BEST TRACKS: “Season Of Da 'Vick”


Cappadonna – The Pillage
Cappadonna – The Yin & The Yang


  1. I've been following your blog for awhile but have never commented before. Yea, that sounds like a slightly different version of the terrible "Long time listener, first time caller" cliche ... oh well.

    Anyway, love the review as usual, and love your writing style. Thanks for keeping it alive.


  2. Lol. Great review Max


  3. Long time listener, first time caller.

    I found this a bit surprising that "Brian" or your two reader haven't left one of these comments, so far.

    "Why bother reviewing this shit, we all know it Sucks!" or slightly different versions of this!

    As many requests you get, you still manages to pick these kinda garbage to review.

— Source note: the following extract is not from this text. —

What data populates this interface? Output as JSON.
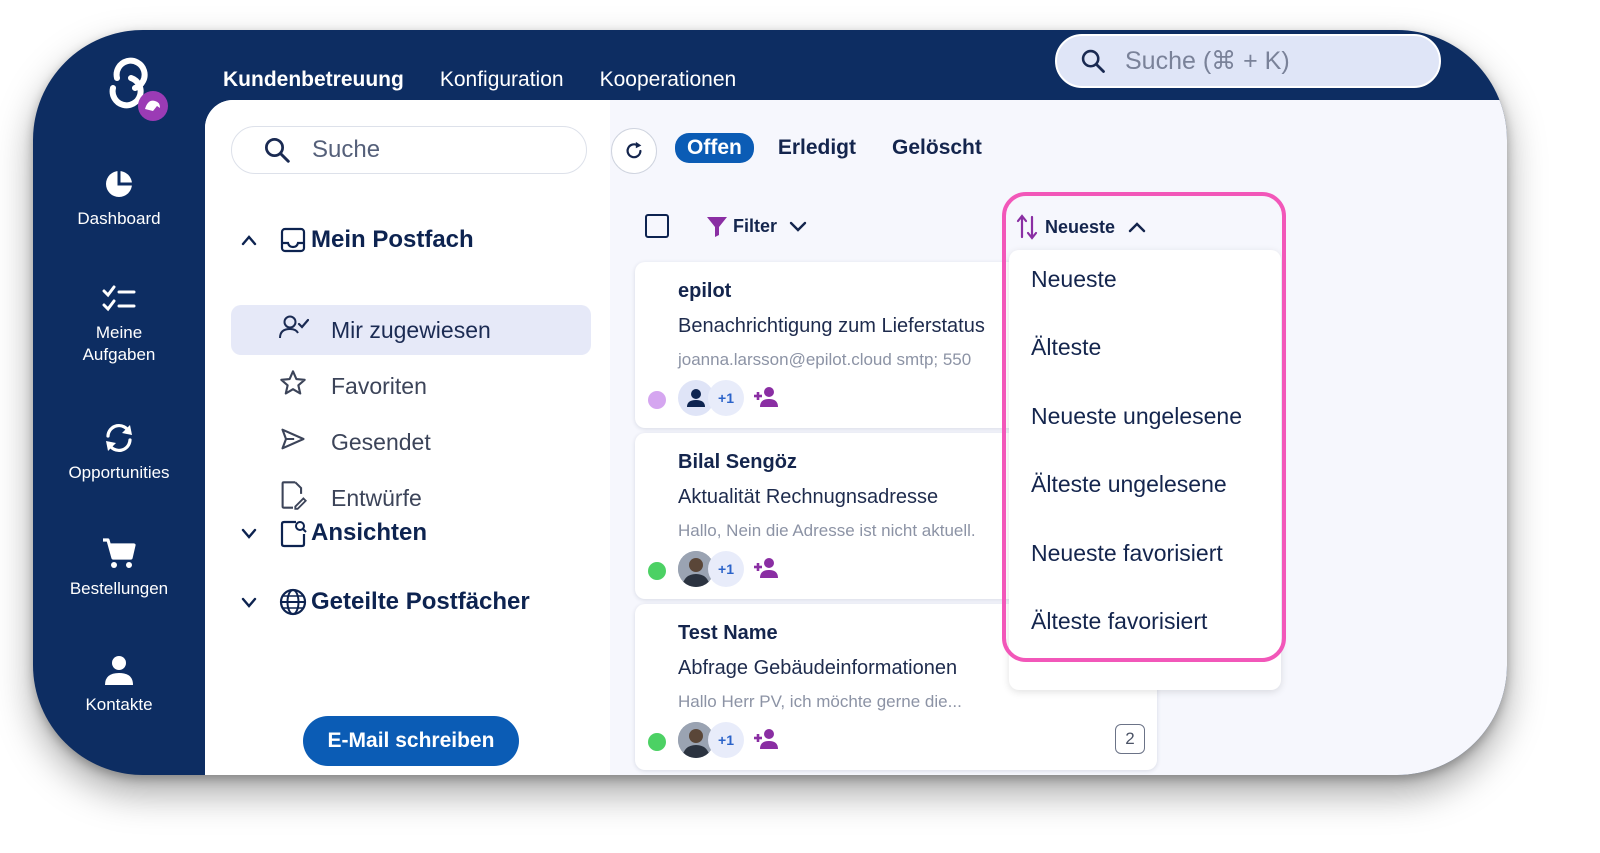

Good job Max!

  4. As per usual, it's not always about writing about the best albums...sometimes, it's about amusing myself and, hopefully, the two readers.

    If you don't like it, you can always, I don't know, NOT comment?

    Thanks for reading! And for those of you who get the joke, thanks for your support.

  5. damn has cappa ever came up with good records??

  6. I read that Chris Brown's new album is pretty much total shit, which to me is almost exactly what I expected. Not saying I was a fan of his other albums, but most pop doesn't do it for me. I'm glad you stuck that bit on the end of the review-Chris Brown was a total imbecile, and is totally getting what he deserves. Good to see Rihanna's music is still ever popular.


  7. cappadonna is a fag. any man calling himself "donna" HAS to be gay.

    that is all.

    end communication.

  8. I am probably not alone in the fact that I like reading negative album reviews from you rather than positive ones. I mean, don't get me wrong, when you review good shit, I go "fuck yeah!" but I'd rather laugh my ass off, which usually happens when I read the negative reviews.

    Anyway, I kinda like Cappadonna (!), he's much better than U-God at least. He's had some memorable appearances, and even some downright good lines. I wouldn't want to listen to a solo album of his though.

    Always gotta chuckle at the "RZA owes someone in Wu-Tang money" stuff. It seems like it's always the shittiest members/affiliates bitching. Like, U-God bitching, when he's only on like 2 songs on the debut album (he had, what, 8 bars on the whole disc? And a bar with U-God usually consists of two or three random words. It's always some stupid "GUERILLA DOPE -- COKE OR ACID, PLASTIC CREDIT CARD CUT UP -- JURASSIC, DOPIUM MASTIFF LICKED DICK -- ANGELA BASSET, FANTASTIC MASTER, UPPER-CLASS KID -- FUCKED UP CLASSIC" or some garbage). I often wonder if anyone in Wu realizes that RZA is the most important member of the group, BY FAR, and you know, probably maybe sorta deserves a LITTLE bit more money since he created the entire look/feel/sound/ETC of the group? As great as many of the MC's are, I don't think any of them (besides maybe Ghost, GZA, and MAYBE Meth) would be known if not for RZA's production and behind-the-scenes shit. Witness the fact that every RZA-produced album is classic, most albums not produced by RZA suck (with the big exception being Supreme Clientele... which actually was produced by RZA, he just didn't create most of the beats). Anyway...